New York State paying 15x more for medical equipment than normal

April 06, 2020
by John R. Fischer, Senior Reporter
With more than 100,000 cases, New York State has resorted to paying 15 times the regular price for medical equipment and supplies, according to ProPublica.

The shortage of medical supplies has forced the empire state into a bidding war with other states for ventilators and personal protection equipment at excessive prices — a practice known as price gouging. It recently paid $248,841 for a portable X-ray machine that typically costs between $30,000 and $80,000, and estimates that the total cost for supplies will cost $15 billion in spending and lost revenue.

“It’s like being on eBay with 50 other states bidding on a ventilator,” Cuomo told reporters in a press conference on Tuesday, reported on by ProPublica. “And then, FEMA gets involved and FEMA starts bidding! And now FEMA is bidding on top of the 50! So FEMA is driving up the price. What sense does this make?”

Price gouging is normally not considered a crime in most states unless a declared state of emergency is in effect. While many states have made it illegal throughout the pandemic, most laws around the practice only apply to the sale of consumer goods and services, not those made by states or by private or nonprofit businesses.

As the epicenter for the virus, New York has allowed anyone with needed supplies to sell to the state instead of just its approved vendors. This enables sellers to charge any price, with the state now paying $7.50 each for masks, about 15 times the usual price.

Other areas face the same dilemma, with Houston recently losing a bid of $4 per N95 masks — which usually cost 50 cents each. It has since placed a bid with a different private company for $2 million with the cost per mask at $5.56, according to

At the same time, large national distributors are hesitant to sell more equipment to states with the most coronavirus cases, for fear of being accused of favoritism or collusion. Many are selling to customers on the same "allocation" or based on each one’s purchase history, to prevent stockpiling.
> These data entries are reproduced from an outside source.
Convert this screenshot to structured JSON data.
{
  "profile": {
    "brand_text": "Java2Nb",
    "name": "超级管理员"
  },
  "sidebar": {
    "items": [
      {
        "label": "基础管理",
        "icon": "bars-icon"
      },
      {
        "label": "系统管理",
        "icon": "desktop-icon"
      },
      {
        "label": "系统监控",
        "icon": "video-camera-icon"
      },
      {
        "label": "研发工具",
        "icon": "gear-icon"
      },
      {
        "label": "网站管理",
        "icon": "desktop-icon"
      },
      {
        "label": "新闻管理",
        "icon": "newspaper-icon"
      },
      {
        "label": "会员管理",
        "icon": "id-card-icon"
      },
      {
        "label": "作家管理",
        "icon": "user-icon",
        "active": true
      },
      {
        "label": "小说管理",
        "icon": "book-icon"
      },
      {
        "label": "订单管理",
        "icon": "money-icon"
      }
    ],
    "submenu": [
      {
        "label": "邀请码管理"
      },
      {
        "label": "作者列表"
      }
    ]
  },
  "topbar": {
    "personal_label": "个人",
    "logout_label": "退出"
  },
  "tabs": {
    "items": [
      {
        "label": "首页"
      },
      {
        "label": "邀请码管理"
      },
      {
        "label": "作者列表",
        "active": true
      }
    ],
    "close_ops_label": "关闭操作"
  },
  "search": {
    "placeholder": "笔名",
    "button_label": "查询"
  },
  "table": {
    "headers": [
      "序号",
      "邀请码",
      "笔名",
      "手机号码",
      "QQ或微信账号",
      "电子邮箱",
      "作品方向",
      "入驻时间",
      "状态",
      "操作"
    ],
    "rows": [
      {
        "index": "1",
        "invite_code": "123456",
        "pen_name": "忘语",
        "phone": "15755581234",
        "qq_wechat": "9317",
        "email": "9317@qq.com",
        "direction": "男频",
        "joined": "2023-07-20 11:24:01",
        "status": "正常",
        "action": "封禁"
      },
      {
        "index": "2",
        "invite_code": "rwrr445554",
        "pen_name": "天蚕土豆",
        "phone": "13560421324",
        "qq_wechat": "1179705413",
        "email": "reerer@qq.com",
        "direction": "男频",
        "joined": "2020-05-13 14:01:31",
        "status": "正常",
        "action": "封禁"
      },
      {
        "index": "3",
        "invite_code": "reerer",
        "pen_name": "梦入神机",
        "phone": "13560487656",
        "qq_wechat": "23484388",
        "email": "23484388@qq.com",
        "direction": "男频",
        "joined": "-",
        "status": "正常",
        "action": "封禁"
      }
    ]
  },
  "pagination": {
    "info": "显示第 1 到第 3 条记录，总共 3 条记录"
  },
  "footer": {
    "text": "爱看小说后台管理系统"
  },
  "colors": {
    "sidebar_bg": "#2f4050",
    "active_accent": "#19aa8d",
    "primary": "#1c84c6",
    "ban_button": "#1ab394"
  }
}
Vendors who have run through their inventories are also passing on higher prices from their suppliers, with some indicating that they would need to increase their own prices to cover rising import costs. “In some cases the cost is 15 to 20 times higher,” CEO Joe Kastner of New Jersey-based Shield Line LLC, a New York state vendor, told ProPublica.

Distributors are calling on the federal government to adjust allocations based on need, and several cities have even written to the federal government for a designated “medical equipment czar” who can buy all supplies and fulfill requests from local jurisdictions. Chaun Powell, vice president for strategic supplier engagement at the national health care consultant Premier Inc., says states and hospitals will have to continue paying higher prices than normal if the federal government does not intervene.

“The more COVID patients they get, the more masks they’re going to burn,” Powell told ProPublica. “They’re getting desperate because they’re running out faster, so they’re willing to pay.”

No federal or state laws provide guidance on situations in which government agencies on every level are competing with one another for the same goods. President Donald J. Trump recently announced that he will extend the Defense Production Act to allow the head of the Department of Health and Human Services to assist six manufacturers in obtaining supplies to develop ventilators, reported The Hill.

The president, however, has at times blamed states for their pandemic problems and recently rejected Cuomo’s claim that the state was in need of tens of thousands of ventilators.

“I don’t believe you need 40,000 or 30,000 ventilators,” he told Sean Hannity in a Fox News interview. “You go into major hospitals sometimes, and they’ll have two ventilators. And now, all of a sudden, they’re saying, ‘Can we order 30,000 ventilators?’”

Dr. Anthony Fauci, an immunologist and director of the National Institute of Allergy and Infectious Diseases, said on CNN’s “State of the Union” on Sunday that he agrees with Cuomo’s estimate, according to the New York Post. “One way or another, he needs the ventilators that he needs and hopefully we will get him the ventilators that he needs ... Bottom line, he’s got to have the ventilators. Period.”